■ HOW TO COMPLETE THIS TASK ■
This exercise calls for every record to be set down exactly.

INFORMATION GIVEN Block Start

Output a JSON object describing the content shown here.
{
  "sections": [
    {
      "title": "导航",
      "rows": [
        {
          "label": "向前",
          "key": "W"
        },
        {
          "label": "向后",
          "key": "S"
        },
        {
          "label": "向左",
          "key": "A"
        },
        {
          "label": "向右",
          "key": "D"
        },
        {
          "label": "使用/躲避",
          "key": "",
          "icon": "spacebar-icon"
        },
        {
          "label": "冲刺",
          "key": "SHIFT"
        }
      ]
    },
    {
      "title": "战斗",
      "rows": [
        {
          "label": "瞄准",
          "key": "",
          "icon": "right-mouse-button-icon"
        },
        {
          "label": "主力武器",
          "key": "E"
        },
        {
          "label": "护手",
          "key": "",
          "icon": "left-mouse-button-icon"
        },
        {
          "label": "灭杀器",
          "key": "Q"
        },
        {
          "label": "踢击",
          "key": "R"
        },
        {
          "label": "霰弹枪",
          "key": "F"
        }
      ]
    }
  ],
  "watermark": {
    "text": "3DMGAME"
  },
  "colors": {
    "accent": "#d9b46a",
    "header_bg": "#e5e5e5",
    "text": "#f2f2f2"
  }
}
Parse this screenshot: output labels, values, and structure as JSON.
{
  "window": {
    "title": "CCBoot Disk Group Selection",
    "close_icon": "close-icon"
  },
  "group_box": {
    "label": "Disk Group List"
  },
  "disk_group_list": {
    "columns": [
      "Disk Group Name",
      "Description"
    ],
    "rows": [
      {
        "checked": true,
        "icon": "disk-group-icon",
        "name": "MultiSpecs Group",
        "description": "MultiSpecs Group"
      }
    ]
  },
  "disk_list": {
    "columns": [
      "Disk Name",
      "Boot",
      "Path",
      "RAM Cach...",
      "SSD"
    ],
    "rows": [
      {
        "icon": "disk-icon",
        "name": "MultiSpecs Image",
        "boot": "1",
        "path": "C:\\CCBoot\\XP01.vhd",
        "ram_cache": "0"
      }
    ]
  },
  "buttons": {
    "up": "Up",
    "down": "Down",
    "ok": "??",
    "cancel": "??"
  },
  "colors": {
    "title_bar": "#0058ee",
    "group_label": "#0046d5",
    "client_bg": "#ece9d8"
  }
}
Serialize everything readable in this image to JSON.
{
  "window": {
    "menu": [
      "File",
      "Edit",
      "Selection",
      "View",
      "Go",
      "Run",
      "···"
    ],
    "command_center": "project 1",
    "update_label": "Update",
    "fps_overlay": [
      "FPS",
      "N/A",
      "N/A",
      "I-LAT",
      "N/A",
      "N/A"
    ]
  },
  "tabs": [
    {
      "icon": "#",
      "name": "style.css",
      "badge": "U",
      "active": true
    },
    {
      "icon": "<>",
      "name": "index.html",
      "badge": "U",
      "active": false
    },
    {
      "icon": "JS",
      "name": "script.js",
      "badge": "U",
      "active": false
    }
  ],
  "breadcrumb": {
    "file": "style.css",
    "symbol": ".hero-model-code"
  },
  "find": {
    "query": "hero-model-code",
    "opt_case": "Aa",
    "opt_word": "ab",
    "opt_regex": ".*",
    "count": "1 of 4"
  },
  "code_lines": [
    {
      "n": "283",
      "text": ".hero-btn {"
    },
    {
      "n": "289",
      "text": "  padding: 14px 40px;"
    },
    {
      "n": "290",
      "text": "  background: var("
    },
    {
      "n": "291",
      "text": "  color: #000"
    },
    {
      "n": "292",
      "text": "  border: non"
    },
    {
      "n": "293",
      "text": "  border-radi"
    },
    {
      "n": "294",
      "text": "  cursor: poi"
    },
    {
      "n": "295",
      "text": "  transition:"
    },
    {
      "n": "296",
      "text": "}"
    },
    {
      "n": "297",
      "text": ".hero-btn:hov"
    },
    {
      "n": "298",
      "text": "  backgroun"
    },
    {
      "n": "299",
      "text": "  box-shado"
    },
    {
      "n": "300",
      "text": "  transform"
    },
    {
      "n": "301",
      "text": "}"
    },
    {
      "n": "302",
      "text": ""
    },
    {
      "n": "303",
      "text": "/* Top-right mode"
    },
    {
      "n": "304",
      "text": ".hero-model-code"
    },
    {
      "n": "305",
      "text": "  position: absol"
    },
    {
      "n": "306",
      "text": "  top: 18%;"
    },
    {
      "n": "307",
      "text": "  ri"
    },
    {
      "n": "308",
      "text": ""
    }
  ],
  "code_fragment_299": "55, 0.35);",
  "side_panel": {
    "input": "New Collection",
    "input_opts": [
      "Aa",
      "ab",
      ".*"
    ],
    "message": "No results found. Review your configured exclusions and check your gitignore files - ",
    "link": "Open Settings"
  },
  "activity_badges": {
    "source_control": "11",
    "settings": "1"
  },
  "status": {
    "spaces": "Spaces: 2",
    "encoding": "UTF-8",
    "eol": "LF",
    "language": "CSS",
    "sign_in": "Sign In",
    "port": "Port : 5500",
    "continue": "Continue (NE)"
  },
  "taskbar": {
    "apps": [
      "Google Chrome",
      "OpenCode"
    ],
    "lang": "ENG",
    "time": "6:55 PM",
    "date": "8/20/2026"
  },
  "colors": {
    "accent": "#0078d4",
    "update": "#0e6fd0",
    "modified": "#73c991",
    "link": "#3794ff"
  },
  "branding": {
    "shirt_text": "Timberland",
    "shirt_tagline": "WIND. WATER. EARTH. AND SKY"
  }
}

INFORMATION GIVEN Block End

■ RESULT ■
Output a JSON object describing the content shown here.
{
  "sections": [
    {
      "title": "导航",
      "rows": [
        {
          "label": "向前",
          "key": "W"
        },
        {
          "label": "向后",
          "key": "S"
        },
        {
          "label": "向左",
          "key": "A"
        },
        {
          "label": "向右",
          "key": "D"
        },
        {
          "label": "使用/躲避",
          "key": "",
          "icon": "spacebar-icon"
        },
        {
          "label": "冲刺",
          "key": "SHIFT"
        }
      ]
    },
    {
      "title": "战斗",
      "rows": [
        {
          "label": "瞄准",
          "key": "",
          "icon": "right-mouse-button-icon"
        },
        {
          "label": "主力武器",
          "key": "E"
        },
        {
          "label": "护手",
          "key": "",
          "icon": "left-mouse-button-icon"
        },
        {
          "label": "灭杀器",
          "key": "Q"
        },
        {
          "label": "踢击",
          "key": "R"
        },
        {
          "label": "霰弹枪",
          "key": "F"
        }
      ]
    }
  ],
  "watermark": {
    "text": "3DMGAME"
  },
  "colors": {
    "accent": "#d9b46a",
    "header_bg": "#e5e5e5",
    "text": "#f2f2f2"
  }
}
Parse this screenshot: output labels, values, and structure as JSON.
{
  "window": {
    "title": "CCBoot Disk Group Selection",
    "close_icon": "close-icon"
  },
  "group_box": {
    "label": "Disk Group List"
  },
  "disk_group_list": {
    "columns": [
      "Disk Group Name",
      "Description"
    ],
    "rows": [
      {
        "checked": true,
        "icon": "disk-group-icon",
        "name": "MultiSpecs Group",
        "description": "MultiSpecs Group"
      }
    ]
  },
  "disk_list": {
    "columns": [
      "Disk Name",
      "Boot",
      "Path",
      "RAM Cach...",
      "SSD"
    ],
    "rows": [
      {
        "icon": "disk-icon",
        "name": "MultiSpecs Image",
        "boot": "1",
        "path": "C:\\CCBoot\\XP01.vhd",
        "ram_cache": "0"
      }
    ]
  },
  "buttons": {
    "up": "Up",
    "down": "Down",
    "ok": "??",
    "cancel": "??"
  },
  "colors": {
    "title_bar": "#0058ee",
    "group_label": "#0046d5",
    "client_bg": "#ece9d8"
  }
}
Serialize everything readable in this image to JSON.
{
  "window": {
    "menu": [
      "File",
      "Edit",
      "Selection",
      "View",
      "Go",
      "Run",
      "···"
    ],
    "command_center": "project 1",
    "update_label": "Update",
    "fps_overlay": [
      "FPS",
      "N/A",
      "N/A",
      "I-LAT",
      "N/A",
      "N/A"
    ]
  },
  "tabs": [
    {
      "icon": "#",
      "name": "style.css",
      "badge": "U",
      "active": true
    },
    {
      "icon": "<>",
      "name": "index.html",
      "badge": "U",
      "active": false
    },
    {
      "icon": "JS",
      "name": "script.js",
      "badge": "U",
      "active": false
    }
  ],
  "breadcrumb": {
    "file": "style.css",
    "symbol": ".hero-model-code"
  },
  "find": {
    "query": "hero-model-code",
    "opt_case": "Aa",
    "opt_word": "ab",
    "opt_regex": ".*",
    "count": "1 of 4"
  },
  "code_lines": [
    {
      "n": "283",
      "text": ".hero-btn {"
    },
    {
      "n": "289",
      "text": "  padding: 14px 40px;"
    },
    {
      "n": "290",
      "text": "  background: var("
    },
    {
      "n": "291",
      "text": "  color: #000"
    },
    {
      "n": "292",
      "text": "  border: non"
    },
    {
      "n": "293",
      "text": "  border-radi"
    },
    {
      "n": "294",
      "text": "  cursor: poi"
    },
    {
      "n": "295",
      "text": "  transition:"
    },
    {
      "n": "296",
      "text": "}"
    },
    {
      "n": "297",
      "text": ".hero-btn:hov"
    },
    {
      "n": "298",
      "text": "  backgroun"
    },
    {
      "n": "299",
      "text": "  box-shado"
    },
    {
      "n": "300",
      "text": "  transform"
    },
    {
      "n": "301",
      "text": "}"
    },
    {
      "n": "302",
      "text": ""
    },
    {
      "n": "303",
      "text": "/* Top-right mode"
    },
    {
      "n": "304",
      "text": ".hero-model-code"
    },
    {
      "n": "305",
      "text": "  position: absol"
    },
    {
      "n": "306",
      "text": "  top: 18%;"
    },
    {
      "n": "307",
      "text": "  ri"
    },
    {
      "n": "308",
      "text": ""
    }
  ],
  "code_fragment_299": "55, 0.35);",
  "side_panel": {
    "input": "New Collection",
    "input_opts": [
      "Aa",
      "ab",
      ".*"
    ],
    "message": "No results found. Review your configured exclusions and check your gitignore files - ",
    "link": "Open Settings"
  },
  "activity_badges": {
    "source_control": "11",
    "settings": "1"
  },
  "status": {
    "spaces": "Spaces: 2",
    "encoding": "UTF-8",
    "eol": "LF",
    "language": "CSS",
    "sign_in": "Sign In",
    "port": "Port : 5500",
    "continue": "Continue (NE)"
  },
  "taskbar": {
    "apps": [
      "Google Chrome",
      "OpenCode"
    ],
    "lang": "ENG",
    "time": "6:55 PM",
    "date": "8/20/2026"
  },
  "colors": {
    "accent": "#0078d4",
    "update": "#0e6fd0",
    "modified": "#73c991",
    "link": "#3794ff"
  },
  "branding": {
    "shirt_text": "Timberland",
    "shirt_tagline": "WIND. WATER. EARTH. AND SKY"
  }
}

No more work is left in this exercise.